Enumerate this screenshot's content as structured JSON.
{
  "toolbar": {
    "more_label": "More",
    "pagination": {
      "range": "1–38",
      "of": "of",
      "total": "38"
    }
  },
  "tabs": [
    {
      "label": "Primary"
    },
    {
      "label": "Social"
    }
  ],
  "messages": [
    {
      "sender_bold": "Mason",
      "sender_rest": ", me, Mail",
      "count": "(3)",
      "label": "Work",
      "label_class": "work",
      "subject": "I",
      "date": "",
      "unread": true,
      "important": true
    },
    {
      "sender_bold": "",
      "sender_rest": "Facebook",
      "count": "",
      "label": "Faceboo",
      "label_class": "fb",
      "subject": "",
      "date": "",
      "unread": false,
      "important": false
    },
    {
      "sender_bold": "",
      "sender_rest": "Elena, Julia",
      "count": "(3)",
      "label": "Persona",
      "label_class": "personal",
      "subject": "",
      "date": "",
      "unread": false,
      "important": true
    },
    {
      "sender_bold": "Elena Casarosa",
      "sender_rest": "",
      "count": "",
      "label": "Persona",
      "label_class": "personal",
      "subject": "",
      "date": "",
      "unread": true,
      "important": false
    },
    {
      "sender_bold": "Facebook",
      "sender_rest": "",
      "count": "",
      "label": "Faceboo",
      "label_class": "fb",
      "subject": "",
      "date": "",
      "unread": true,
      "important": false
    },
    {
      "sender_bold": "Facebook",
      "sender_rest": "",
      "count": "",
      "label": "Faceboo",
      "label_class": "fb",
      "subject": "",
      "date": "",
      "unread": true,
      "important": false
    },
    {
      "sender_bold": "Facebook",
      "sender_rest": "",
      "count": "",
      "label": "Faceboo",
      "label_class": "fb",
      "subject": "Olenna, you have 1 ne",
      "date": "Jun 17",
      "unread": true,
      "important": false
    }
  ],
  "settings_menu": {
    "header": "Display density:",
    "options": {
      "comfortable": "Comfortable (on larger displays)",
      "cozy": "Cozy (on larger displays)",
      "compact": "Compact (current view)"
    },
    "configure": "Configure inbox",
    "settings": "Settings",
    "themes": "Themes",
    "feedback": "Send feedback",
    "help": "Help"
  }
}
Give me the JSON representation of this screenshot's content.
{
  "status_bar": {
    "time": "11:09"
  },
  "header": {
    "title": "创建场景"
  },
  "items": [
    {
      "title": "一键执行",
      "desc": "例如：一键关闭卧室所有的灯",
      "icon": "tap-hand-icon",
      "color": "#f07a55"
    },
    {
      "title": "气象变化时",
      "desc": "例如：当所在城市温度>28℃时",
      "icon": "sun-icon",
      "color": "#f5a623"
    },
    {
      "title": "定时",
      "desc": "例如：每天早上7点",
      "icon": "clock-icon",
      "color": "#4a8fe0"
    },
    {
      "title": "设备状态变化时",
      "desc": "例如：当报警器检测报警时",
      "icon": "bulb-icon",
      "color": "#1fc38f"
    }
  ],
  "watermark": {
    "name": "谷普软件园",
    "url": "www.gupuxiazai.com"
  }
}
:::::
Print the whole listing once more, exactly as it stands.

Enumerate this screenshot's content as structured JSON.
{
  "toolbar": {
    "more_label": "More",
    "pagination": {
      "range": "1–38",
      "of": "of",
      "total": "38"
    }
  },
  "tabs": [
    {
      "label": "Primary"
    },
    {
      "label": "Social"
    }
  ],
  "messages": [
    {
      "sender_bold": "Mason",
      "sender_rest": ", me, Mail",
      "count": "(3)",
      "label": "Work",
      "label_class": "work",
      "subject": "I",
      "date": "",
      "unread": true,
      "important": true
    },
    {
      "sender_bold": "",
      "sender_rest": "Facebook",
      "count": "",
      "label": "Faceboo",
      "label_class": "fb",
      "subject": "",
      "date": "",
      "unread": false,
      "important": false
    },
    {
      "sender_bold": "",
      "sender_rest": "Elena, Julia",
      "count": "(3)",
      "label": "Persona",
      "label_class": "personal",
      "subject": "",
      "date": "",
      "unread": false,
      "important": true
    },
    {
      "sender_bold": "Elena Casarosa",
      "sender_rest": "",
      "count": "",
      "label": "Persona",
      "label_class": "personal",
      "subject": "",
      "date": "",
      "unread": true,
      "important": false
    },
    {
      "sender_bold": "Facebook",
      "sender_rest": "",
      "count": "",
      "label": "Faceboo",
      "label_class": "fb",
      "subject": "",
      "date": "",
      "unread": true,
      "important": false
    },
    {
      "sender_bold": "Facebook",
      "sender_rest": "",
      "count": "",
      "label": "Faceboo",
      "label_class": "fb",
      "subject": "",
      "date": "",
      "unread": true,
      "important": false
    },
    {
      "sender_bold": "Facebook",
      "sender_rest": "",
      "count": "",
      "label": "Faceboo",
      "label_class": "fb",
      "subject": "Olenna, you have 1 ne",
      "date": "Jun 17",
      "unread": true,
      "important": false
    }
  ],
  "settings_menu": {
    "header": "Display density:",
    "options": {
      "comfortable": "Comfortable (on larger displays)",
      "cozy": "Cozy (on larger displays)",
      "compact": "Compact (current view)"
    },
    "configure": "Configure inbox",
    "settings": "Settings",
    "themes": "Themes",
    "feedback": "Send feedback",
    "help": "Help"
  }
}
Give me the JSON representation of this screenshot's content.
{
  "status_bar": {
    "time": "11:09"
  },
  "header": {
    "title": "创建场景"
  },
  "items": [
    {
      "title": "一键执行",
      "desc": "例如：一键关闭卧室所有的灯",
      "icon": "tap-hand-icon",
      "color": "#f07a55"
    },
    {
      "title": "气象变化时",
      "desc": "例如：当所在城市温度>28℃时",
      "icon": "sun-icon",
      "color": "#f5a623"
    },
    {
      "title": "定时",
      "desc": "例如：每天早上7点",
      "icon": "clock-icon",
      "color": "#4a8fe0"
    },
    {
      "title": "设备状态变化时",
      "desc": "例如：当报警器检测报警时",
      "icon": "bulb-icon",
      "color": "#1fc38f"
    }
  ],
  "watermark": {
    "name": "谷普软件园",
    "url": "www.gupuxiazai.com"
  }
}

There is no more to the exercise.